Never start a pitch by talking about yourself, your team, your product, or your total addressable market. Instead, start by naming the thing that’s getting in the way of your customer’s effectiveness and/or happiness. Do that by painting an emotionally resonant picture of how the world currently sucks for your customer, who or what is to blame, and why.
2. The Urgency
Answer “Why Now?”
Audiences — particularly investors — are skeptical. They’re thinking: “People have lived this way for a long time — are they really going to change now?” You have to explain that if you don’t act now, things quickly get much, much worse.
3. The Solution
Show the promised land before explaining how you’ll get there
Showing the enemy’s defeat before explaining how you’ll make it happen can feel wrong for novice presenters — like blurting out the punchline before you’ve told a joke. But when an audience knows where you’re headed, they’re much more likely to buckle in for the ride.
4. The Show-Stopper
Identify obstacles — then explain how you’ll overcome them
Now that you’ve shared your vision of the future, (a) lay out the obstacles to achieving it and (b) show how your company/product/service will overcome each one. (There had better be some big, nasty obstacles — otherwise who needs what you’re selling?)

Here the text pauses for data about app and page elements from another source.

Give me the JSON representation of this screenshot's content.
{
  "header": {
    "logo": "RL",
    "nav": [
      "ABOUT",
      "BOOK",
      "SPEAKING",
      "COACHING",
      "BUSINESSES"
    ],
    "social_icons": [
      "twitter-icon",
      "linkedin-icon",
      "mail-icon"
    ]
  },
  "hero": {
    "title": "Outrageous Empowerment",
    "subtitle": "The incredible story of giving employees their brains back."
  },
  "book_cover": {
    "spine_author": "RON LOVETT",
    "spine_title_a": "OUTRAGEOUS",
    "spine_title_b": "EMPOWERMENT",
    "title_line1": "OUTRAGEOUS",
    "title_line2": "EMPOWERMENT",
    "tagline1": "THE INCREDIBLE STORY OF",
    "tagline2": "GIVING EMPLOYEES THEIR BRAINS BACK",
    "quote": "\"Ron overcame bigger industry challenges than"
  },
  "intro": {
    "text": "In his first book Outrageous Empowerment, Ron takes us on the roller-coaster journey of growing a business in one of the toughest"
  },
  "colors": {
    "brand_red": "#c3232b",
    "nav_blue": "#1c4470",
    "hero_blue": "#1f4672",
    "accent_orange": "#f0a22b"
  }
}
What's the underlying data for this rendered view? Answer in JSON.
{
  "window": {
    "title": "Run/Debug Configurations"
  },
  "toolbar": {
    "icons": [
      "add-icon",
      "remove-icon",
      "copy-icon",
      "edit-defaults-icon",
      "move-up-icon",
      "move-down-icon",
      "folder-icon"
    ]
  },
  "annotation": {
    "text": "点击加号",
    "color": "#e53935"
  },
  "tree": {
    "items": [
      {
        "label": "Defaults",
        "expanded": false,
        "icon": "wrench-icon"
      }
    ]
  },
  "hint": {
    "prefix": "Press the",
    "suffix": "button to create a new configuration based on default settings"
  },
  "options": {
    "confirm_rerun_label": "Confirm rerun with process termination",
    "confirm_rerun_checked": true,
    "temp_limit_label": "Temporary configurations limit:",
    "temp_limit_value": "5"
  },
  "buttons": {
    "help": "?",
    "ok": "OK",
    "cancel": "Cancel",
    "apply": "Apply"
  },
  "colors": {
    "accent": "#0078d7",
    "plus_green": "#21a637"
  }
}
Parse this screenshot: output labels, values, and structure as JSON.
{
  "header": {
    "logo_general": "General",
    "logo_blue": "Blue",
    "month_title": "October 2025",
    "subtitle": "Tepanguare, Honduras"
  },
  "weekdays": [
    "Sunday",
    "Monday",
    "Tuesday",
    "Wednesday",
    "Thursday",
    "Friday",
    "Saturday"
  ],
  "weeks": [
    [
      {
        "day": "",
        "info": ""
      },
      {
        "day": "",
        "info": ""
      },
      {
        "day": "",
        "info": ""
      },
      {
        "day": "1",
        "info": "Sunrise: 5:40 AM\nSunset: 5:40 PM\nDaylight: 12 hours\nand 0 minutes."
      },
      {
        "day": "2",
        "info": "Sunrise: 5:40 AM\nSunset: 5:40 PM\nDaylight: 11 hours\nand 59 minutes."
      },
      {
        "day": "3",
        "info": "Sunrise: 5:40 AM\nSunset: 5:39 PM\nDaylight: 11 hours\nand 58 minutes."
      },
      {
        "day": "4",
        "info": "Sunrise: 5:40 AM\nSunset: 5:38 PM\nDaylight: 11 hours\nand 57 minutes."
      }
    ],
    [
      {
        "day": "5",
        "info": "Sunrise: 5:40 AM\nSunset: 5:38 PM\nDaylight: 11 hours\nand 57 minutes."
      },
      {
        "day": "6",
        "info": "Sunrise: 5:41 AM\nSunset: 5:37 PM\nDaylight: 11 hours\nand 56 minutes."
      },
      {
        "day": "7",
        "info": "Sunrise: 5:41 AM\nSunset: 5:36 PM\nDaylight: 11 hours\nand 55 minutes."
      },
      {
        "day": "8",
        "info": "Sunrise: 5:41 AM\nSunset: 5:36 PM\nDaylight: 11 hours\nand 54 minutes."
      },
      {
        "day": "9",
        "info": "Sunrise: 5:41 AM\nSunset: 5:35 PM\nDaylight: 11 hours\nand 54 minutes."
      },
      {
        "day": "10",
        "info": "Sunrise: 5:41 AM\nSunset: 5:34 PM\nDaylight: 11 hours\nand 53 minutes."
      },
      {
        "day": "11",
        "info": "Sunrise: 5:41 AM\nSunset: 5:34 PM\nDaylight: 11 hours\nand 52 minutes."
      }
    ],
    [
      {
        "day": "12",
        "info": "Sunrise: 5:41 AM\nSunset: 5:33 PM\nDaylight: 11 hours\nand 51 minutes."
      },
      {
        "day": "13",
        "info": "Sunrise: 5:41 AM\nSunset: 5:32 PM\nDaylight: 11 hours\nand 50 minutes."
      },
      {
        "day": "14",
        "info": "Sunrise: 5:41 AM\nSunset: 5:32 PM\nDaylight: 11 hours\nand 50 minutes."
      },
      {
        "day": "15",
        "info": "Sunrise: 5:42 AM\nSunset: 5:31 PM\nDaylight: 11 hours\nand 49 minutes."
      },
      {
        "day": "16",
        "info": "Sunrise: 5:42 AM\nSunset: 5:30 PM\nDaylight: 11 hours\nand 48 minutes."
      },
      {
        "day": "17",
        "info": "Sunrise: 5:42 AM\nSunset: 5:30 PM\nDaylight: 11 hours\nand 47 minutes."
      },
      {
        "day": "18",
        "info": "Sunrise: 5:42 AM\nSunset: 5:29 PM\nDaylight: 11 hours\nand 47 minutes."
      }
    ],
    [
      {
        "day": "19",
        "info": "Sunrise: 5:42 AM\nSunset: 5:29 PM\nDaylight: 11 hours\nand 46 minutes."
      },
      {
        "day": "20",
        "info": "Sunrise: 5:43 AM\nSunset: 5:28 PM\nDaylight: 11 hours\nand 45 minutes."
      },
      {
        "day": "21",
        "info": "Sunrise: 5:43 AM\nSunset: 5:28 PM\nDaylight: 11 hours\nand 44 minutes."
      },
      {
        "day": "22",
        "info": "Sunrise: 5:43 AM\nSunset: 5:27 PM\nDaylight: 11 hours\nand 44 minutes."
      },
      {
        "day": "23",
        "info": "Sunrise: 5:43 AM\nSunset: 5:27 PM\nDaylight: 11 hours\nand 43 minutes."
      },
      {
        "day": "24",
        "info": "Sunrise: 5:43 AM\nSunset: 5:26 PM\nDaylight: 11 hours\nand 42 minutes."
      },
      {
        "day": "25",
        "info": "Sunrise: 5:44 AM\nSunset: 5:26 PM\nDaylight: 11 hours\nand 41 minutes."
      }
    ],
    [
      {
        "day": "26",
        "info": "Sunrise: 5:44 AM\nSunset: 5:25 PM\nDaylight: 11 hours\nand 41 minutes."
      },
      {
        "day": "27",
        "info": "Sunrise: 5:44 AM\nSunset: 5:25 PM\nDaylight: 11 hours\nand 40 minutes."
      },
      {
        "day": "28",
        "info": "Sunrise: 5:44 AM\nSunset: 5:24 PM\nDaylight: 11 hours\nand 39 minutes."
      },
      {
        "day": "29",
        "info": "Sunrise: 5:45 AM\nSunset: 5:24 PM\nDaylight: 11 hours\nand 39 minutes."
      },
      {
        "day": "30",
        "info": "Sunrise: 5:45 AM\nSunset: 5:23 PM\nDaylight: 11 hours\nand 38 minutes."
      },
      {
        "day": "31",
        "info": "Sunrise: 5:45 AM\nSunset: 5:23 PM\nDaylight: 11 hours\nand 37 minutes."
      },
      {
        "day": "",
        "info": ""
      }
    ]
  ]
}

5. The Evidence
Present evidence that you’re not just blowing hot air
Audiences are skeptical. So you must give them evidence that the future you’ve laid out is, indeed, attainable. For early-stage companies and products, demos can serve as evidence, though results from early (or beta) customers are more compelling. Least persuasive — but better than nothing — are testimonials from potential customers explaining why they would buy.
This is the slide set I used. My tactic was to create a compelling story tapping into a problem I knew they wanted to solve the problem of shadow software themselves. When talking about the show-stoppers, I specifically mentioned what I wanted them to do for me. Essentially, I shifted the narrative around from “them helping me” to “me helping them”.
The outcome was that they happily integrated my bookmarklet code snippet into the source code of the GIS, allowing me to both achieve my goal and solve a problem the global CTO had by allowing more national offices to also use our solution.